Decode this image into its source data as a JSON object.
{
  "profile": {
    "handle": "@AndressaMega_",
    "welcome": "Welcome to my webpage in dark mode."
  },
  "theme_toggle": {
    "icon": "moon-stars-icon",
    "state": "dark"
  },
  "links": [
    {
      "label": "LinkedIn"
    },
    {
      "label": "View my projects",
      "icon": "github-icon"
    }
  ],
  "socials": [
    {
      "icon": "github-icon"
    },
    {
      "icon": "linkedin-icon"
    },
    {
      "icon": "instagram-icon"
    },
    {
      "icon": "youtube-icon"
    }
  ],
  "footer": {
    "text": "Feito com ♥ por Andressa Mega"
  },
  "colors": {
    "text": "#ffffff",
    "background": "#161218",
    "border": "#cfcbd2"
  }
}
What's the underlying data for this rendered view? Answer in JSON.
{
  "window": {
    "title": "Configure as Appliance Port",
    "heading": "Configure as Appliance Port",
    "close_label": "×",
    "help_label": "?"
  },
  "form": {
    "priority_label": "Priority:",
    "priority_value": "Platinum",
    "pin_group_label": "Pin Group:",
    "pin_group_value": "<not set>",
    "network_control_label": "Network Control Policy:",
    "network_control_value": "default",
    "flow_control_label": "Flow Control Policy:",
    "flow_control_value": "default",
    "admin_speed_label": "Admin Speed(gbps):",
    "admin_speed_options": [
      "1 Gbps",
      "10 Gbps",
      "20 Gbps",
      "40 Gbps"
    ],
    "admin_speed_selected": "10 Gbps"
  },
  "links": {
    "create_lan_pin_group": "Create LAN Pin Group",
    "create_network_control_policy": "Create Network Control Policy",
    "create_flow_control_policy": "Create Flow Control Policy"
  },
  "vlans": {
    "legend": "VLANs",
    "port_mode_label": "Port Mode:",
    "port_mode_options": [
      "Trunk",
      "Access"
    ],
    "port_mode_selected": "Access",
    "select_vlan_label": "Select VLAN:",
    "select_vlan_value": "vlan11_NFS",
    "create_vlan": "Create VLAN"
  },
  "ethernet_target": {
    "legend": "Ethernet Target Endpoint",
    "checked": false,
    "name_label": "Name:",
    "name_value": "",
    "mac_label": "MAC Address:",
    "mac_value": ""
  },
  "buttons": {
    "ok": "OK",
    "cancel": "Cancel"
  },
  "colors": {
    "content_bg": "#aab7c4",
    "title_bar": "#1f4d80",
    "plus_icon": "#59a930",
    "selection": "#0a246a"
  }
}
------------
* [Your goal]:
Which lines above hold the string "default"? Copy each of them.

* [Task solution]:
    "network_control_value": "default",
    "flow_control_value": "default",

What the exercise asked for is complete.